In a year that has seen the music industry lose an estimated $7 billion, guitar sales have skyrocketed. Fender, Gibson, Taylor and Martin have all seen an increase in revenue over the past few months, since the COVID-19 pandemic first began.
The guitar industry had been in a steady decline since 2007, with the instrument only selling one third of what it had been in the past. A Washington Post article supported by Paul McCartney in 2017 described the “slow death of the electric guitar” with Eric Clapton saying in the same year, “maybe the guitar is over.” Gibson had declared bankruptcy in 2018. Now, 2020 will give Fender their most sales in a single year throughout the company’s history. Other guitar companies have also seen a skyrocket in sales.
“I never would have thought we would be where we are today if you asked me back in March,” Fender’s chief executive, Andy Mooney, said to The New York Times.
With the majority of the world in varying stages of lockdown, more people have had time to pick up the instrument. According to The New York Times, guitar instructors have seen an increase in views for tutorial videos, and have gained more requests for private lessons. Fender’s instruction app also saw an increase, with their user base shooting from 150,000 to 930,000 in just three months. 20 percent of the guitar newcomers have been under 24, while 70 percent have been under 45. Women account for 45 percent of the newcomers.
Many factories had closed at the beginning of the COVID-19 pandemic, and the guitar industry initially felt that they, too, would be unable to survive the pandemic due to a shut-down in production. The guitar industry’s first quarter reporting had seen sales at 40 percent below normal. However, the rise in guitar sales has allowed the industry to bounce back in an unprecedented way, and Guitar Center has reported triple-digit growth. The instruments get sold almost as soon as they’re made available.
“I’ve been in the instrument retail business for 25-plus years and I’ve never seen anything like it,” a senior salesman at the guitar retailer Sweetwater, Brendan Murphey, said to The New York Times. “It feels like every day is Black Friday.”

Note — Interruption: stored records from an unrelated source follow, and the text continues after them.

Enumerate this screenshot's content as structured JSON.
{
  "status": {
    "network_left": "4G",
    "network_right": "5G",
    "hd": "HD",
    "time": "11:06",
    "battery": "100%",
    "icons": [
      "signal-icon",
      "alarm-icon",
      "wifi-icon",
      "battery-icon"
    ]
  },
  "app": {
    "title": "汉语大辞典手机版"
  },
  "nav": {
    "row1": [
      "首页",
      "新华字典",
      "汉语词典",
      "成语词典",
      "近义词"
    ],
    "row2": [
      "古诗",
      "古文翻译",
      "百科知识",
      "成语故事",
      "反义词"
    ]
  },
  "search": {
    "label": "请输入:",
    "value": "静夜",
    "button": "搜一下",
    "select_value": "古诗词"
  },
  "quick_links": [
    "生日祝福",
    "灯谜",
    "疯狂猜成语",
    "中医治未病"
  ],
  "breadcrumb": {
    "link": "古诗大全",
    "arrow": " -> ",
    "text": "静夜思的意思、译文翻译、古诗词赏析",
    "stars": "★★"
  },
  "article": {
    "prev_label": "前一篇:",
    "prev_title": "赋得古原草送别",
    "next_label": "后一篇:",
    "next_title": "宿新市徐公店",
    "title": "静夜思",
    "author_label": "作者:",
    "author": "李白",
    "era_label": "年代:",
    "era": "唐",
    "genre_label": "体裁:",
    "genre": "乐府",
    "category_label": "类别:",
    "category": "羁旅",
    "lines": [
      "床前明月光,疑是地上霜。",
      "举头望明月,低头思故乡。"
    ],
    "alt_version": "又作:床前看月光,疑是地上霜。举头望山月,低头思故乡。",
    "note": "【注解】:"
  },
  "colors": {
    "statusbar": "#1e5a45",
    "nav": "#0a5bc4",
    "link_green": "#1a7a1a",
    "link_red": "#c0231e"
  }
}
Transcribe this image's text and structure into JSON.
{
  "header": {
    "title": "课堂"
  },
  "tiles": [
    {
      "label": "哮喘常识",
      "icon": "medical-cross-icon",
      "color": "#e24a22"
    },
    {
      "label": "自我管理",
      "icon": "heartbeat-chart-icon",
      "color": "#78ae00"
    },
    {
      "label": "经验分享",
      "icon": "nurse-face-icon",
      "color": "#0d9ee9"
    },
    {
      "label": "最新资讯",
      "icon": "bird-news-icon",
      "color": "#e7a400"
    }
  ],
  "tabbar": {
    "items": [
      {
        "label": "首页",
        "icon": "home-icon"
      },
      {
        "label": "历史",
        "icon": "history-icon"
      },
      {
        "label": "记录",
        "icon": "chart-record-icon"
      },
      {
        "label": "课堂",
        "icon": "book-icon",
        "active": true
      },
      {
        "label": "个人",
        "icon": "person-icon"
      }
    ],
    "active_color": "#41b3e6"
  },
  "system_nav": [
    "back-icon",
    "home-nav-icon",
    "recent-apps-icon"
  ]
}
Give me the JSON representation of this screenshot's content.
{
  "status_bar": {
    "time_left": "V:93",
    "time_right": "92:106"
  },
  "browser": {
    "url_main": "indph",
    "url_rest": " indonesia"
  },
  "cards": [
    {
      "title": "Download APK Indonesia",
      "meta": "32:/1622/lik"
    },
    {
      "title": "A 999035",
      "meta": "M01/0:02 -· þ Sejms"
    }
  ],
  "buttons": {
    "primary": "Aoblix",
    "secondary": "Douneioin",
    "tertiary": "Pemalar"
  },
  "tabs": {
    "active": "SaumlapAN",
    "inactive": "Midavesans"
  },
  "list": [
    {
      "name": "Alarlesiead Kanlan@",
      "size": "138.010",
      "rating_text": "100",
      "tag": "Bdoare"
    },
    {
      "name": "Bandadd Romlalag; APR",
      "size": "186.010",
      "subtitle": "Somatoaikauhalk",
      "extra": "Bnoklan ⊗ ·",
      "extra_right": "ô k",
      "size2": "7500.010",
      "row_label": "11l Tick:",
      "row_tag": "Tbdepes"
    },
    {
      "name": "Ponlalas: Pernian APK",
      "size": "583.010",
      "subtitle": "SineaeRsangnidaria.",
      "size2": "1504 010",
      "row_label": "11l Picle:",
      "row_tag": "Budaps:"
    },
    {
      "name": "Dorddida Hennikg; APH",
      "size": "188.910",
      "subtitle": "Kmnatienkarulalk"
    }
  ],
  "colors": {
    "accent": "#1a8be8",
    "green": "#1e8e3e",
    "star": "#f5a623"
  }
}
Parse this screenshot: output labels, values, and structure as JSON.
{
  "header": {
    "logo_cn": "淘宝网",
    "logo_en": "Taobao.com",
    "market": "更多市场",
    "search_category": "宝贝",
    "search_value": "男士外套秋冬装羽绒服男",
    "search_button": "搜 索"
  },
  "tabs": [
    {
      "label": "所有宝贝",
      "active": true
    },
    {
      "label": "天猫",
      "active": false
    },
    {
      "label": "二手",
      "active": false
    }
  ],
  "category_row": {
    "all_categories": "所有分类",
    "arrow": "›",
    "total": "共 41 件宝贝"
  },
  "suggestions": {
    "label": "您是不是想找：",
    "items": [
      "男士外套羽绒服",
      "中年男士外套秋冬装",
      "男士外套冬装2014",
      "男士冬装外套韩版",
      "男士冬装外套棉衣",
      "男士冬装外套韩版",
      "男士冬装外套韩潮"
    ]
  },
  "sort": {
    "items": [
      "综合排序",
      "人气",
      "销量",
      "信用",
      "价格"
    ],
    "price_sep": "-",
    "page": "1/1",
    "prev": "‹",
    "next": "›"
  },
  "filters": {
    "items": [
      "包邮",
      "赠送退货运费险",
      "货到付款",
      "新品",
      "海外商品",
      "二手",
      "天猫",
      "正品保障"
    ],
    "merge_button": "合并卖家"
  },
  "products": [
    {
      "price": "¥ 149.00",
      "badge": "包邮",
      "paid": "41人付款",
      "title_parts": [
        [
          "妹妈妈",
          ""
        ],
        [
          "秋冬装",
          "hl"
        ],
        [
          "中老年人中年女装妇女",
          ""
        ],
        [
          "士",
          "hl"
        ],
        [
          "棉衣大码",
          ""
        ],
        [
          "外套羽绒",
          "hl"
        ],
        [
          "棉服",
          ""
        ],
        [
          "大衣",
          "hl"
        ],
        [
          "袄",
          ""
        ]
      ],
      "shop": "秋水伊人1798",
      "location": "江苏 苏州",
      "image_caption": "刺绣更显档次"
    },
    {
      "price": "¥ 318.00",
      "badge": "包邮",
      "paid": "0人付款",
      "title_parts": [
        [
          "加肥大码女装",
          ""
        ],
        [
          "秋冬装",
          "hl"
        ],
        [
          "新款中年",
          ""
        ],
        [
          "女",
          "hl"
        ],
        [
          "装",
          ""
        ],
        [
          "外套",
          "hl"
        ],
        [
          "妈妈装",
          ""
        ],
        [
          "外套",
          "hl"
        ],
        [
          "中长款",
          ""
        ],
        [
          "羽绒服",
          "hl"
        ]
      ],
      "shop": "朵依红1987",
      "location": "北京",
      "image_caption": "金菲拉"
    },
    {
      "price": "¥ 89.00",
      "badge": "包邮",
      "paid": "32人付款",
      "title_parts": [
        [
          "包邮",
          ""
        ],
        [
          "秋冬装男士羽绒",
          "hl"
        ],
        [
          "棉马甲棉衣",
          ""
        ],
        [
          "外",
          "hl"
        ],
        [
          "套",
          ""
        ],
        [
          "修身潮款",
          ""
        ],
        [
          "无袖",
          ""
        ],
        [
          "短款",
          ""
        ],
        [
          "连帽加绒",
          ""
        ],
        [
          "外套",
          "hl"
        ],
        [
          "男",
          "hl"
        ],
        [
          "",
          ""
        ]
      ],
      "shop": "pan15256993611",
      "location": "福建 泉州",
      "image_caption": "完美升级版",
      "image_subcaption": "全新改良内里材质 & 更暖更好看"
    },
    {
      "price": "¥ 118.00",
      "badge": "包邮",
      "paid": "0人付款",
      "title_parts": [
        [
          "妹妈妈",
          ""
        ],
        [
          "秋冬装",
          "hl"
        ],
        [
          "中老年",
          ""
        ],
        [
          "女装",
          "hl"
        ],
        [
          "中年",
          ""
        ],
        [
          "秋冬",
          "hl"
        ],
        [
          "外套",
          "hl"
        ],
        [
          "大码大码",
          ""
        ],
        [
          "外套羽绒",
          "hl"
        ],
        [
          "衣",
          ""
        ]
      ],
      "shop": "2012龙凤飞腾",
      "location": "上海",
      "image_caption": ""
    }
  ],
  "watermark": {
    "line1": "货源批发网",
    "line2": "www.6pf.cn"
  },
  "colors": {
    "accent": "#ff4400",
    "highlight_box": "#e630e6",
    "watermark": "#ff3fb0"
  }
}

The sale of guitars shows how certain aspects of the music industry are able to thrive during the ongoing COVID-19 pandemic. This year has seen a 98 percent drop in sales for Live Nation, forcing the company to cut staff in order to save money. Much of the music industry has seen record lows, a complete contrast to Fender’s record highs.